(What the exercise asks): Filter the records below for the word "title". Keep each line that has it.

(Data extracted from a collection)
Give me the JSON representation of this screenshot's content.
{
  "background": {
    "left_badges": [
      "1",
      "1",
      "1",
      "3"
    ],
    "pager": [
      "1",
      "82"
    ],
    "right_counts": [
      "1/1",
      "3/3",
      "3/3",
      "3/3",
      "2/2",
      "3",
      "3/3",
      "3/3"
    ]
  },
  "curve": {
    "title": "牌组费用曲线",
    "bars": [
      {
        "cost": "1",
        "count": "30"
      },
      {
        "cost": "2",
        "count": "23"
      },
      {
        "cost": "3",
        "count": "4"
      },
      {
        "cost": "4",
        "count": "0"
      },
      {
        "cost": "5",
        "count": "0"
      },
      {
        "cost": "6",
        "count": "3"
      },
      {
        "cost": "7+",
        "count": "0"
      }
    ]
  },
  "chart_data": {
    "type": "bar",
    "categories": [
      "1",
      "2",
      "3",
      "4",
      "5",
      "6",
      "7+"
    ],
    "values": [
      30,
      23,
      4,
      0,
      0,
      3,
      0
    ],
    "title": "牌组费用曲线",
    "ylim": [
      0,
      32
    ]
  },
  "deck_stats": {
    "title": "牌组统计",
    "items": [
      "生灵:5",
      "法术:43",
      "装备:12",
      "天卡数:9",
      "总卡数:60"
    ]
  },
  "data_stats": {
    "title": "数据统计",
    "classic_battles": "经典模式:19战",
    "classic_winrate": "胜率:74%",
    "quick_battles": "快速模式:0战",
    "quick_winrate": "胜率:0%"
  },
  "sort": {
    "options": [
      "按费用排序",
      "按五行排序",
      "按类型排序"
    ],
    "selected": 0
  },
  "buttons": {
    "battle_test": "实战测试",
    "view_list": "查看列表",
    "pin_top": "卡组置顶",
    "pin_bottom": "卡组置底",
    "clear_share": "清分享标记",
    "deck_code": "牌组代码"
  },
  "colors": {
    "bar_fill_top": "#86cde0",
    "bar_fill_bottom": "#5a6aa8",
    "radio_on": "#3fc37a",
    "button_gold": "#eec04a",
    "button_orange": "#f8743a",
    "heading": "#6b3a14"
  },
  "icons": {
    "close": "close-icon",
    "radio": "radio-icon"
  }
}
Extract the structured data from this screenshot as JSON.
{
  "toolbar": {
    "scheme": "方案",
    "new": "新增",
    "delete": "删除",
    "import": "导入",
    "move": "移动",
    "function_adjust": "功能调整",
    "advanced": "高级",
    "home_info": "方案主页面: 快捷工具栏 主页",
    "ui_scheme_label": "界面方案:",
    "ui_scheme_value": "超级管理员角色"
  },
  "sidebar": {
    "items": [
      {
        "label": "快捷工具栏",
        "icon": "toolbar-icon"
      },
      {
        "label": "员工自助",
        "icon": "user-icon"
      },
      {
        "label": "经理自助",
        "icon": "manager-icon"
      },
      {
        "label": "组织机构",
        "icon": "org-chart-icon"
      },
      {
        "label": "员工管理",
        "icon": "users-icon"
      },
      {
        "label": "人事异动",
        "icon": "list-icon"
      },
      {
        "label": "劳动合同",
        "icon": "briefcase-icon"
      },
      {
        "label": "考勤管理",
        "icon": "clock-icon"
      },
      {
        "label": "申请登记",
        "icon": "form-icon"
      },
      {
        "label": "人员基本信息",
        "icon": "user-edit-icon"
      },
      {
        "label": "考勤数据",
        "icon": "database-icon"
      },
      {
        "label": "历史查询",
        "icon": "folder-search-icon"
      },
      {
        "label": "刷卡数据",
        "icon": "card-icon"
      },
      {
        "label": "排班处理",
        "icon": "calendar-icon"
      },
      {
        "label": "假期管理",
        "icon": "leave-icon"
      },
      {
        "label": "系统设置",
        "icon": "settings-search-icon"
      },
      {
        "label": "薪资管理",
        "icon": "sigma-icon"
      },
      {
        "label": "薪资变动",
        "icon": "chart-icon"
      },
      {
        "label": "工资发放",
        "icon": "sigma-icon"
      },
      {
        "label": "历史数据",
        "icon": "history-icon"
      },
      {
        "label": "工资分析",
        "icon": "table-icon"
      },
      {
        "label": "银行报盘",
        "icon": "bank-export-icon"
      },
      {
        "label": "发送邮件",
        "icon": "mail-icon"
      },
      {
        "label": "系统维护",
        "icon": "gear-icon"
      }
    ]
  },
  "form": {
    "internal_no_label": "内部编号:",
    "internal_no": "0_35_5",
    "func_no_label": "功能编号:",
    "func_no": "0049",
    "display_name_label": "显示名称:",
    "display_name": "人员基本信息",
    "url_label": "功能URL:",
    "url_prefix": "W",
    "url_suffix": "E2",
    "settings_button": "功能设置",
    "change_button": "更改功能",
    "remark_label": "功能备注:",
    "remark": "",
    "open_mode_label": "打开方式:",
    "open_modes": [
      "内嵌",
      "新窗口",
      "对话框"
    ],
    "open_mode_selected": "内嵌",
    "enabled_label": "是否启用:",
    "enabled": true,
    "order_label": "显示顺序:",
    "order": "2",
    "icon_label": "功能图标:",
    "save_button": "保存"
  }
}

(Solution for this exercise):
    "title": "牌组费用曲线",
    "title": "牌组费用曲线",
    "title": "牌组统计",
    "title": "数据统计",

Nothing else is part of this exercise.